Museums are respected. The trust the public puts in us is amazing. We get more respect than the media. People think we do better than books. Public classrooms? The public thinks we’ve got them beat, hands down. We are the most respected and trusted source for historical information there is. Using that respect, that trust to further any societal position puts that trust at risk. Feel free to wage an unrelenting war against forces acting against museums or preservation. We have to. Rage against those who might censor our work or use political influence to dictate our narratives. These issues affect us directly. If you feel, I don’t know, gun control legislation is important to your museum, and you should use the museum pulpit to spread your message, you are incorrect (it’s just an example, folks… keep your shirt on. I had such a conversation recently). It’s not your museum’s business. It might be your business, and that’s great. Don’t sacrifice your museum’s reputation by taking part in all that.

We like to remind people our county was once under the rule of Imperial Spain. It’s not always popular to talk about such things in the county Texas was created in. That’s right, Texas history didn’t begin with Stephen Austin… to be honest, it didn’t begin with the Spanish either. We have 10,000 years of history in our little rural corner of Texas, and we don’t ignore any of it.

“It is Cowardly to Claim Neutrality”

It is not cowardly. Picking and choosing an exhibit’s content to suit your population is cowardly. Presenting well-researched and documented content in a non-biased way is honest. It is truthful. Leaving out even a small portion of the truth is cowardly. Do your work, define your content, create your narrative, and document your sources. Show those sources to your public. Pull no punches, and expect no quarter. There is nothing cowardly about that, and I challenge any museum to meet us in our level of unmitigated honesty. Both sides. Every single time. Dan Yaeger (NEMA) says merely convening discussions is “weak tea”. The courage to throw unadulterated truth onto our wall allows an emotional response from any visitor that gives one iota about our collective history. Is th

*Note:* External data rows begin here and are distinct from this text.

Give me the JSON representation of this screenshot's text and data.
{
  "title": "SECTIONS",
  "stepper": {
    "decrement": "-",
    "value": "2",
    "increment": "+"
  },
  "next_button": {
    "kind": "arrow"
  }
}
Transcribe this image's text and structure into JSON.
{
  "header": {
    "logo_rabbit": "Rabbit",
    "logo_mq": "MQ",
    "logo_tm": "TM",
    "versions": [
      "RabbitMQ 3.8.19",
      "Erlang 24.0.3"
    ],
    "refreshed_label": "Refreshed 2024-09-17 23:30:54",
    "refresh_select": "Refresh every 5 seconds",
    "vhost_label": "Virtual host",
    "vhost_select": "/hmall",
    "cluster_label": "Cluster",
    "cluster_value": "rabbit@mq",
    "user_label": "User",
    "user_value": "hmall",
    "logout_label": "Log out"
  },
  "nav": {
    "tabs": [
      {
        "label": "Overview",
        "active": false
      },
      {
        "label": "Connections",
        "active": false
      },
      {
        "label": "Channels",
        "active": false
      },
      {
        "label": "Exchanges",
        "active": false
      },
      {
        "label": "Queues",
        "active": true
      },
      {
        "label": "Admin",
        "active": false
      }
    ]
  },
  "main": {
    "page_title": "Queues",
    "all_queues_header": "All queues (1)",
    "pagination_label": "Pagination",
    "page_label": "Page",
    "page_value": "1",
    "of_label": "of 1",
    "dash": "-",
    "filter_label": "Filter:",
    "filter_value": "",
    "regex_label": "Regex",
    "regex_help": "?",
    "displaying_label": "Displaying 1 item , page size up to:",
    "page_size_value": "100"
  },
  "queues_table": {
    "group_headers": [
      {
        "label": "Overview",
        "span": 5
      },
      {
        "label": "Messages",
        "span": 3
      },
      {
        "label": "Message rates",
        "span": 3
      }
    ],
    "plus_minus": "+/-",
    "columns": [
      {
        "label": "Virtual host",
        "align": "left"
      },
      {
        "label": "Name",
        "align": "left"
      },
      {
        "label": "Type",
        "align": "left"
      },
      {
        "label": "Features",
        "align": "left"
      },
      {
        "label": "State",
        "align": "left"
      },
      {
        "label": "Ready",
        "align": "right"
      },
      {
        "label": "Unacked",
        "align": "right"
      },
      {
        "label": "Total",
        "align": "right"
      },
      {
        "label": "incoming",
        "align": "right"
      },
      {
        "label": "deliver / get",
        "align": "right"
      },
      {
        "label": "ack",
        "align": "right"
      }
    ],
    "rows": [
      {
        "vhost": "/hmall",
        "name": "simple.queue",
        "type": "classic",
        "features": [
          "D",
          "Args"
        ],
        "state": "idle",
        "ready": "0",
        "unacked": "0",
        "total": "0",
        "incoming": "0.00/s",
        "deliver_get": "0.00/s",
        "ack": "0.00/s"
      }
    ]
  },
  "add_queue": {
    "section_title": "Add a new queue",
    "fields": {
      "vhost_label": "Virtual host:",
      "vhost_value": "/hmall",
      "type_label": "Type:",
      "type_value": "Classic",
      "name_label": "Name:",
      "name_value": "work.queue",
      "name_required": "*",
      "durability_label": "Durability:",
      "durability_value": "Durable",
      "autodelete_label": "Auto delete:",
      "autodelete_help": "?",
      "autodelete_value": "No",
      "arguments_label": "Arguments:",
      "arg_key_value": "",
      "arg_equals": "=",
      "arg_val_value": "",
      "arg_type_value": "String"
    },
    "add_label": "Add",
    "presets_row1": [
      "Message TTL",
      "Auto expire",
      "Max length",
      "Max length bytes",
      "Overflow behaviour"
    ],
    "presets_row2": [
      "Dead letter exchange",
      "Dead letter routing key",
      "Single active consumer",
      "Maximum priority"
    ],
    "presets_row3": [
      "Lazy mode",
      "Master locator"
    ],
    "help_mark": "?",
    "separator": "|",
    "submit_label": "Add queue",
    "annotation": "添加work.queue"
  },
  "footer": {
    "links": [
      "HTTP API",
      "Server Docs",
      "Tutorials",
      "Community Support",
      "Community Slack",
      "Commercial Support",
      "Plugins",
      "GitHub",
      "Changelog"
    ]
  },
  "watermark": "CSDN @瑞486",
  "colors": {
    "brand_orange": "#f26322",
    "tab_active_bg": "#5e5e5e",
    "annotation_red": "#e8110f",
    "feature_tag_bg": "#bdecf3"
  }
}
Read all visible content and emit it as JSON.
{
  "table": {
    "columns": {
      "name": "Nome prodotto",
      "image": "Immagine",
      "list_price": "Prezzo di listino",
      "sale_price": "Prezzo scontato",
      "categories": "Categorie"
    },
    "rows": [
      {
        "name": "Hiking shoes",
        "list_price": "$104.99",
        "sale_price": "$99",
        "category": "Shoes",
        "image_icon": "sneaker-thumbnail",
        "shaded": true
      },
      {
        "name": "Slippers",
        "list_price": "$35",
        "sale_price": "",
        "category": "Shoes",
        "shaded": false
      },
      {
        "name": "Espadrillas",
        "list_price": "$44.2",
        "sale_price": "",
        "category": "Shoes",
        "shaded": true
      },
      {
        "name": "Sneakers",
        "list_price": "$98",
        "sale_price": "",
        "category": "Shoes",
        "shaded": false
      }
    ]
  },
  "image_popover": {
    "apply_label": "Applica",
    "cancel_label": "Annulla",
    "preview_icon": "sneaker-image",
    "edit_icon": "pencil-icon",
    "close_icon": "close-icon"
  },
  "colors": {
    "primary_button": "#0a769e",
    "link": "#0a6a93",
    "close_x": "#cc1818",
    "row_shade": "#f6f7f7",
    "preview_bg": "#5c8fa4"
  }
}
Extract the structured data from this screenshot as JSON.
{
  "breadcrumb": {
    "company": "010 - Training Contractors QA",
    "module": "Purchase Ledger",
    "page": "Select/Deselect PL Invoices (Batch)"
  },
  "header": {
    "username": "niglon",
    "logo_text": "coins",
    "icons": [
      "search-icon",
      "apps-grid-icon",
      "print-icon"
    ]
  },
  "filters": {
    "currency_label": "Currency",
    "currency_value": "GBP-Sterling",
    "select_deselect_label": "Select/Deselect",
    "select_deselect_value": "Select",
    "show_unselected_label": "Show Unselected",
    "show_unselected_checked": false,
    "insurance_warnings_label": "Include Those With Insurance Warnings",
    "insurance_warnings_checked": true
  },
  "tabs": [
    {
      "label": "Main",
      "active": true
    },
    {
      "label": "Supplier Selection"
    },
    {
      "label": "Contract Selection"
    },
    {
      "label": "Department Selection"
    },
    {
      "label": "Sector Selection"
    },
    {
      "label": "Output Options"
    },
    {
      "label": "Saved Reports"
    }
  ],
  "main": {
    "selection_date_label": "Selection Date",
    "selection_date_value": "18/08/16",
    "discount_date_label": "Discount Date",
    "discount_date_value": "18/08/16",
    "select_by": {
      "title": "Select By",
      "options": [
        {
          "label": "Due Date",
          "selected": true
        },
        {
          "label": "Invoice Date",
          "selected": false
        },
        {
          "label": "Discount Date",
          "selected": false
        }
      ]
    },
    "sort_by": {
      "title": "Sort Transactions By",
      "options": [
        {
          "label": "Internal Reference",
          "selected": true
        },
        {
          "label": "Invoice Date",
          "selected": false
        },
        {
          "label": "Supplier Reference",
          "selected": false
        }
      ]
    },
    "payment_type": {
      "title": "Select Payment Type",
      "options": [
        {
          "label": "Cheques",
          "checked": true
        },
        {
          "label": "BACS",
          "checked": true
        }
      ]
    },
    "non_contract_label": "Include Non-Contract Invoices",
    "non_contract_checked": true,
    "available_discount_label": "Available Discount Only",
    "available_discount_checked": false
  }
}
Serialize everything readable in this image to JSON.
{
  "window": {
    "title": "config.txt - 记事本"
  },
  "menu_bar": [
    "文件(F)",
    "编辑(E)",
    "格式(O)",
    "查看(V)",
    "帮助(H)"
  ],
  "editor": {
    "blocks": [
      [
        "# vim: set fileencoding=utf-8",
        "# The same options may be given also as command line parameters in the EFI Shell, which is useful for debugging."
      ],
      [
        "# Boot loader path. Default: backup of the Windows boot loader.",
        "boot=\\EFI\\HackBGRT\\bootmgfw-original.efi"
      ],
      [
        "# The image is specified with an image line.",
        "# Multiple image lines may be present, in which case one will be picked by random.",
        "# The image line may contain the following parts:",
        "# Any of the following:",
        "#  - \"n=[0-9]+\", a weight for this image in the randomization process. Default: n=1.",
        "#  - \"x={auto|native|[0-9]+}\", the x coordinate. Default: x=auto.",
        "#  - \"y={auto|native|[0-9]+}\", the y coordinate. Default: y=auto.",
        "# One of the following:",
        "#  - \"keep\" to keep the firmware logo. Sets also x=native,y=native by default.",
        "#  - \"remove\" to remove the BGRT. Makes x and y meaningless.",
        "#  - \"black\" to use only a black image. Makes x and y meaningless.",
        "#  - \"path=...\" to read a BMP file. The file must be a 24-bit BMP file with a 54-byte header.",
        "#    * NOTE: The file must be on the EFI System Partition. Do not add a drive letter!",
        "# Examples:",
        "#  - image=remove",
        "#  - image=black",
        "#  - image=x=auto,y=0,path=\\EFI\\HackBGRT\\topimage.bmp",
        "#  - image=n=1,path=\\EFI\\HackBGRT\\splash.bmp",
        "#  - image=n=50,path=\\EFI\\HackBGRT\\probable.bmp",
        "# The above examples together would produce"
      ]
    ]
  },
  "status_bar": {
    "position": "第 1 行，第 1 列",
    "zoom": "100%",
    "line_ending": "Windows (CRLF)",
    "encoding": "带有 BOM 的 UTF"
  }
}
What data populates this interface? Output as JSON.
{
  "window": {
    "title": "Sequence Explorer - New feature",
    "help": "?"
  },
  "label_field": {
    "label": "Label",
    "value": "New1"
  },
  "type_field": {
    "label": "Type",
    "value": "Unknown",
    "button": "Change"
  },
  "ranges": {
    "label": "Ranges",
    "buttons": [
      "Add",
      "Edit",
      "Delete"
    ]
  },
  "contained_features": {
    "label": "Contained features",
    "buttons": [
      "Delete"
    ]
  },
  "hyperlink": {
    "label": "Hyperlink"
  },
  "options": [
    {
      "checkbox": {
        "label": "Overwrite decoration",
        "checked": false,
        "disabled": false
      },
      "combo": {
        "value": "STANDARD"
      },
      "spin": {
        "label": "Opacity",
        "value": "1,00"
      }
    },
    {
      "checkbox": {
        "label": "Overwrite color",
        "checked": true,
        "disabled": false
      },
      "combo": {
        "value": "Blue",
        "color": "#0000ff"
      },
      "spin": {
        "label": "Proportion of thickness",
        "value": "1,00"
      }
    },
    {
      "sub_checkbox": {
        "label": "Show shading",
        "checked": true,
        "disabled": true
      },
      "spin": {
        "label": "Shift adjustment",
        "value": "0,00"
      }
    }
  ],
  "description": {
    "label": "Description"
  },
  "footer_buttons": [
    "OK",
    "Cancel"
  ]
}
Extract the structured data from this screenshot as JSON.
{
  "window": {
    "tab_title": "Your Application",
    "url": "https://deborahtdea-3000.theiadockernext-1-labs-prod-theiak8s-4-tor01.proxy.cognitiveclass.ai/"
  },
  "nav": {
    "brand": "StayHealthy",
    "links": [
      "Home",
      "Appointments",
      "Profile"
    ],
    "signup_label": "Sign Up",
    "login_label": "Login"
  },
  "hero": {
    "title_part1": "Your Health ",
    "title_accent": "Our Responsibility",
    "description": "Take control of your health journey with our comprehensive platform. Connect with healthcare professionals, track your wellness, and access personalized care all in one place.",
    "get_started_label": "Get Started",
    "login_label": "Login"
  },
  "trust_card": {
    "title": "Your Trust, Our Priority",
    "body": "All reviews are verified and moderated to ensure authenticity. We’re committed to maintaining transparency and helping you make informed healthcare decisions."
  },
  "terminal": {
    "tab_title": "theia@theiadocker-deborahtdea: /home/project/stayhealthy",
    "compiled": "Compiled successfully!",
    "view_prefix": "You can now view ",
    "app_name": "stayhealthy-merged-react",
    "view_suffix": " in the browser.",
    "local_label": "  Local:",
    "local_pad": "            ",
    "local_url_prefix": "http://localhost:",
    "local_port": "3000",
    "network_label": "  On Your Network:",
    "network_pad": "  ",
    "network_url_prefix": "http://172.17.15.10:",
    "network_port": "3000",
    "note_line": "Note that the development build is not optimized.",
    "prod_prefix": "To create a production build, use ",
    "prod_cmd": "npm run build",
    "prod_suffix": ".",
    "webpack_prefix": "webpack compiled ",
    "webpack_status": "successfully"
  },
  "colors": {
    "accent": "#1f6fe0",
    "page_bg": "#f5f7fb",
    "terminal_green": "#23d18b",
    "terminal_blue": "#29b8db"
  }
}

at “weak tea”? Is presenting the documented truth as part of our narrative, then allowing our public to use their own thought processes to reach a logical conclusion “weak tea”? It is not, and a visit to our gallery will prove it (it is under renovation, you need to wait until we reopen in 2018).

Does this mean a neutral museum presents everything? Do we put the Klan’s point of view up on the gallery wall, in an effort to be neutral to everyone (as an example… I had many to choose from)? No. We do not defend the indefensible. We will not give them a voice. But giving positions like this an equal position isn’t neutral, it’s evil. Museums don’t do evil. We talk about evil, but won’t glorify it and use neutrality as the excuse. For those who say we “neutrals” are championing precisely this, shame on you.

Ultimately…

Neutral museums do not censor themselves. Neutral museums do not pick sides. We tell the truth, and when battle ensues we allow the truth to “defend itself”. Usually with a bibliography.